Before Applying, Fix These Resume Blunders

As one of the keystone pieces of your professional “brand,” your resume says a great deal about you – and you have plenty of creative room to create a document that will highlight your best work in front of top employers.

“Plenty” of creative room, however, doesn’t mean total freedom. There are still several mistakes that will get your resume sent to the circular file, no matter how well it is organized, designed, or produced. Make sure your resume contains no trace of these common errors:


Once upon a time, fitting as many words into your resume as possible was thought key to getting a job. But too many words is, well, too many! Try to fit too much in your resume and you’ll bury the achievements and abilities that answer a hiring manager’s number one question: “How would this person benefit us?”

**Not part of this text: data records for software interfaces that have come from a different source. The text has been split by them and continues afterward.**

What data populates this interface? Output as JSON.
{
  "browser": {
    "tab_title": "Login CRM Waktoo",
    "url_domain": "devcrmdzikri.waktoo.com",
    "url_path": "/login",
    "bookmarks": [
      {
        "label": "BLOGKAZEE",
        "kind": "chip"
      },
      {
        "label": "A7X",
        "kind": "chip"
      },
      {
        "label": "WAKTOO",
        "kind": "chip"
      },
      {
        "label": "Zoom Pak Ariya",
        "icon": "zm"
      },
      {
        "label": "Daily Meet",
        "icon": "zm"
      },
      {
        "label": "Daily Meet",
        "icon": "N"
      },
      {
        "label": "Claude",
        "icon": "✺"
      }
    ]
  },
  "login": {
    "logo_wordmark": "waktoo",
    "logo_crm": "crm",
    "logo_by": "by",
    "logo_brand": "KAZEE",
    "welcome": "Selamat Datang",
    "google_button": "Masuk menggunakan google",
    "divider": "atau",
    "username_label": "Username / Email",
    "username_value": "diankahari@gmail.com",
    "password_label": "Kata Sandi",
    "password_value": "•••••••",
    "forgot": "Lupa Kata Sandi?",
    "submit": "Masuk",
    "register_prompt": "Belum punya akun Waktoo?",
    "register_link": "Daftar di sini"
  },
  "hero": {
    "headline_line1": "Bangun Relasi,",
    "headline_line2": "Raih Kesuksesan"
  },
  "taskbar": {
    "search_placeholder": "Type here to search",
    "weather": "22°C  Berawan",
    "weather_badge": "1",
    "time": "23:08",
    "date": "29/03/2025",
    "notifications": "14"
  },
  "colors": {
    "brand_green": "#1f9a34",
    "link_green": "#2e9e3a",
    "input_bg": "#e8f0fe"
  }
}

How many words are “too many”? Have a trusted friend or colleague skim the document. If they can’t repeat back your best strengths or key selling points after a quick read-through, they’re buried in verbiage. Cut words for a cleaner resume.

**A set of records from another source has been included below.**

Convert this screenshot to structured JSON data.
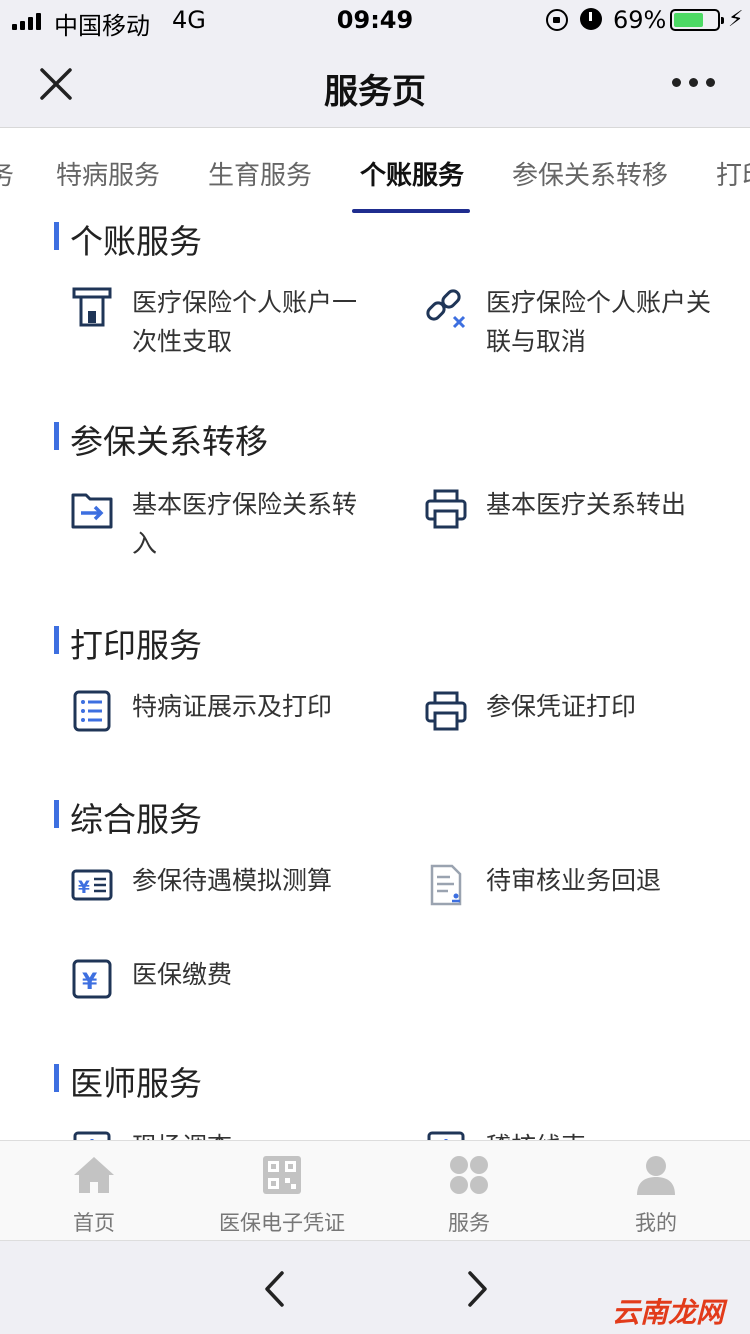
{
  "status_bar": {
    "carrier": "中国移动",
    "network": "4G",
    "time": "09:49",
    "battery_percent": "69%",
    "battery_level": 0.69,
    "charge_symbol": "⚡"
  },
  "nav": {
    "title": "服务页"
  },
  "tabs": [
    {
      "label": "务",
      "active": false
    },
    {
      "label": "特病服务",
      "active": false
    },
    {
      "label": "生育服务",
      "active": false
    },
    {
      "label": "个账服务",
      "active": true
    },
    {
      "label": "参保关系转移",
      "active": false
    },
    {
      "label": "打印",
      "active": false
    }
  ],
  "sections": [
    {
      "title": "个账服务",
      "items": [
        {
          "label": "医疗保险个人账户一次性支取",
          "icon": "atm-icon"
        },
        {
          "label": "医疗保险个人账户关联与取消",
          "icon": "unlink-icon"
        }
      ]
    },
    {
      "title": "参保关系转移",
      "items": [
        {
          "label": "基本医疗保险关系转入",
          "icon": "folder-transfer-icon"
        },
        {
          "label": "基本医疗关系转出",
          "icon": "printer-icon"
        }
      ]
    },
    {
      "title": "打印服务",
      "items": [
        {
          "label": "特病证展示及打印",
          "icon": "list-icon"
        },
        {
          "label": "参保凭证打印",
          "icon": "printer-icon"
        }
      ]
    },
    {
      "title": "综合服务",
      "items": [
        {
          "label": "参保待遇模拟测算",
          "icon": "yuan-card-icon"
        },
        {
          "label": "待审核业务回退",
          "icon": "document-icon"
        },
        {
          "label": "医保缴费",
          "icon": "yuan-icon"
        }
      ]
    },
    {
      "title": "医师服务",
      "items": [
        {
          "label": "现场调查",
          "icon": "medical-icon"
        },
        {
          "label": "稽核线索",
          "icon": "medical-icon"
        }
      ]
    }
  ],
  "tabbar": [
    {
      "label": "首页",
      "icon": "home-icon"
    },
    {
      "label": "医保电子凭证",
      "icon": "qr-code-icon"
    },
    {
      "label": "服务",
      "icon": "grid-icon"
    },
    {
      "label": "我的",
      "icon": "user-icon"
    }
  ],
  "watermark": "云南龙网",
  "colors": {
    "accent": "#3d6fe0",
    "tab_underline": "#1f2d8f",
    "icon": "#1f3557"
  }
}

Meaningless Jargon

While you’re cutting words, keep your eyes peeled for business jargon and buzzwords that don’t clearly describe what you did, how you did it, or what your results were. Phrases like “results-oriented professional,” “motivated self-starter,” or “strategic thinker” don’t add value; they just clutter up your resume. Instead of stating them, demonstrate them by referring to specific projects and outcomes that demonstrate your commitment to results, your inner driver, or your planning and strategy skills.

Jumbled Job Descriptions – or Just Plain Too Long

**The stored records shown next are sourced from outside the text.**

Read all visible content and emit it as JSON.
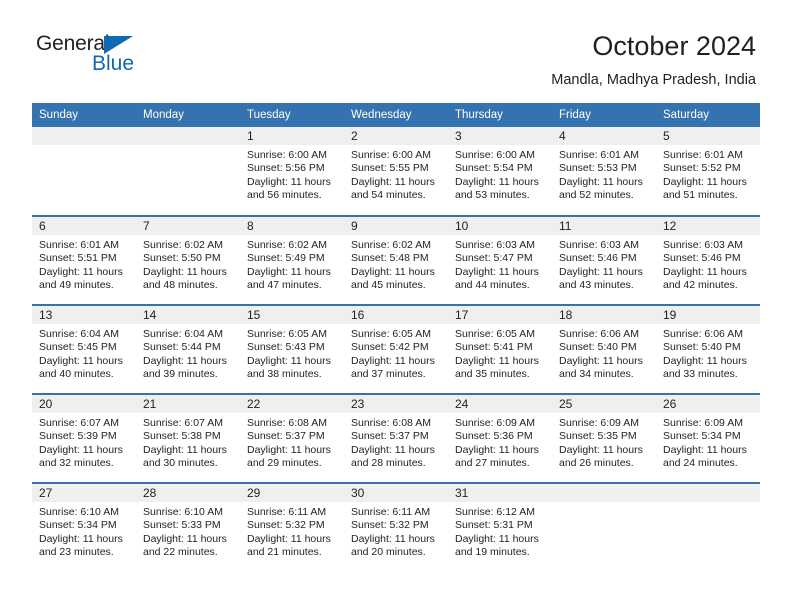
{
  "brand": {
    "name_part1": "General",
    "name_part2": "Blue",
    "accent_color": "#1268b3"
  },
  "header": {
    "month_title": "October 2024",
    "location": "Mandla, Madhya Pradesh, India"
  },
  "theme": {
    "header_blue": "#3572b0",
    "day_band_gray": "#efefef",
    "text_color": "#231f20"
  },
  "calendar": {
    "weekdays": [
      "Sunday",
      "Monday",
      "Tuesday",
      "Wednesday",
      "Thursday",
      "Friday",
      "Saturday"
    ],
    "weeks": [
      [
        {
          "day": "",
          "lines": []
        },
        {
          "day": "",
          "lines": []
        },
        {
          "day": "1",
          "lines": [
            "Sunrise: 6:00 AM",
            "Sunset: 5:56 PM",
            "Daylight: 11 hours",
            "and 56 minutes."
          ]
        },
        {
          "day": "2",
          "lines": [
            "Sunrise: 6:00 AM",
            "Sunset: 5:55 PM",
            "Daylight: 11 hours",
            "and 54 minutes."
          ]
        },
        {
          "day": "3",
          "lines": [
            "Sunrise: 6:00 AM",
            "Sunset: 5:54 PM",
            "Daylight: 11 hours",
            "and 53 minutes."
          ]
        },
        {
          "day": "4",
          "lines": [
            "Sunrise: 6:01 AM",
            "Sunset: 5:53 PM",
            "Daylight: 11 hours",
            "and 52 minutes."
          ]
        },
        {
          "day": "5",
          "lines": [
            "Sunrise: 6:01 AM",
            "Sunset: 5:52 PM",
            "Daylight: 11 hours",
            "and 51 minutes."
          ]
        }
      ],
      [
        {
          "day": "6",
          "lines": [
            "Sunrise: 6:01 AM",
            "Sunset: 5:51 PM",
            "Daylight: 11 hours",
            "and 49 minutes."
          ]
        },
        {
          "day": "7",
          "lines": [
            "Sunrise: 6:02 AM",
            "Sunset: 5:50 PM",
            "Daylight: 11 hours",
            "and 48 minutes."
          ]
        },
        {
          "day": "8",
          "lines": [
            "Sunrise: 6:02 AM",
            "Sunset: 5:49 PM",
            "Daylight: 11 hours",
            "and 47 minutes."
          ]
        },
        {
          "day": "9",
          "lines": [
            "Sunrise: 6:02 AM",
            "Sunset: 5:48 PM",
            "Daylight: 11 hours",
            "and 45 minutes."
          ]
        },
        {
          "day": "10",
          "lines": [
            "Sunrise: 6:03 AM",
            "Sunset: 5:47 PM",
            "Daylight: 11 hours",
            "and 44 minutes."
          ]
        },
        {
          "day": "11",
          "lines": [
            "Sunrise: 6:03 AM",
            "Sunset: 5:46 PM",
            "Daylight: 11 hours",
            "and 43 minutes."
          ]
        },
        {
          "day": "12",
          "lines": [
            "Sunrise: 6:03 AM",
            "Sunset: 5:46 PM",
            "Daylight: 11 hours",
            "and 42 minutes."
          ]
        }
      ],
      [
        {
          "day": "13",
          "lines": [
            "Sunrise: 6:04 AM",
            "Sunset: 5:45 PM",
            "Daylight: 11 hours",
            "and 40 minutes."
          ]
        },
        {
          "day": "14",
          "lines": [
            "Sunrise: 6:04 AM",
            "Sunset: 5:44 PM",
            "Daylight: 11 hours",
            "and 39 minutes."
          ]
        },
        {
          "day": "15",
          "lines": [
            "Sunrise: 6:05 AM",
            "Sunset: 5:43 PM",
            "Daylight: 11 hours",
            "and 38 minutes."
          ]
        },
        {
          "day": "16",
          "lines": [
            "Sunrise: 6:05 AM",
            "Sunset: 5:42 PM",
            "Daylight: 11 hours",
            "and 37 minutes."
          ]
        },
        {
          "day": "17",
          "lines": [
            "Sunrise: 6:05 AM",
            "Sunset: 5:41 PM",
            "Daylight: 11 hours",
            "and 35 minutes."
          ]
        },
        {
          "day": "18",
          "lines": [
            "Sunrise: 6:06 AM",
            "Sunset: 5:40 PM",
            "Daylight: 11 hours",
            "and 34 minutes."
          ]
        },
        {
          "day": "19",
          "lines": [
            "Sunrise: 6:06 AM",
            "Sunset: 5:40 PM",
            "Daylight: 11 hours",
            "and 33 minutes."
          ]
        }
      ],
      [
        {
          "day": "20",
          "lines": [
            "Sunrise: 6:07 AM",
            "Sunset: 5:39 PM",
            "Daylight: 11 hours",
            "and 32 minutes."
          ]
        },
        {
          "day": "21",
          "lines": [
            "Sunrise: 6:07 AM",
            "Sunset: 5:38 PM",
            "Daylight: 11 hours",
            "and 30 minutes."
          ]
        },
        {
          "day": "22",
          "lines": [
            "Sunrise: 6:08 AM",
            "Sunset: 5:37 PM",
            "Daylight: 11 hours",
            "and 29 minutes."
          ]
        },
        {
          "day": "23",
          "lines": [
            "Sunrise: 6:08 AM",
            "Sunset: 5:37 PM",
            "Daylight: 11 hours",
            "and 28 minutes."
          ]
        },
        {
          "day": "24",
          "lines": [
            "Sunrise: 6:09 AM",
            "Sunset: 5:36 PM",
            "Daylight: 11 hours",
            "and 27 minutes."
          ]
        },
        {
          "day": "25",
          "lines": [
            "Sunrise: 6:09 AM",
            "Sunset: 5:35 PM",
            "Daylight: 11 hours",
            "and 26 minutes."
          ]
        },
        {
          "day": "26",
          "lines": [
            "Sunrise: 6:09 AM",
            "Sunset: 5:34 PM",
            "Daylight: 11 hours",
            "and 24 minutes."
          ]
        }
      ],
      [
        {
          "day": "27",
          "lines": [
            "Sunrise: 6:10 AM",
            "Sunset: 5:34 PM",
            "Daylight: 11 hours",
            "and 23 minutes."
          ]
        },
        {
          "day": "28",
          "lines": [
            "Sunrise: 6:10 AM",
            "Sunset: 5:33 PM",
            "Daylight: 11 hours",
            "and 22 minutes."
          ]
        },
        {
          "day": "29",
          "lines": [
            "Sunrise: 6:11 AM",
            "Sunset: 5:32 PM",
            "Daylight: 11 hours",
            "and 21 minutes."
          ]
        },
        {
          "day": "30",
          "lines": [
            "Sunrise: 6:11 AM",
            "Sunset: 5:32 PM",
            "Daylight: 11 hours",
            "and 20 minutes."
          ]
        },
        {
          "day": "31",
          "lines": [
            "Sunrise: 6:12 AM",
            "Sunset: 5:31 PM",
            "Daylight: 11 hours",
            "and 19 minutes."
          ]
        },
        {
          "day": "",
          "lines": []
        },
        {
          "day": "",
          "lines": []
        }
      ]
    ]
  }
}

Most hiring managers will look at your resume for only a few seconds. If it’s not clear what career path you’re on in that brief time, your resume will end up in the reject pile without a second look.

The best way to avoid this problem is never to rely on a single resume for multiple applications. Instead, spend time editing your resume for each job and company that will receive it. Include the positions, duties, and achievements that show how you’re on the career path for this job and where you’ve already learned the skills required to succeed in it. (Don’t know which skills you need most? Reread the job description or ask your recruiter.)

Also, keep your resume to no more than two pages. A single page is ideal.

The dedicated SoCal recruiters at Marquee Staffing can help you fine-tune your resume, so it shows off your best skills and accomplishments to potential employers. Contact us today to learn more.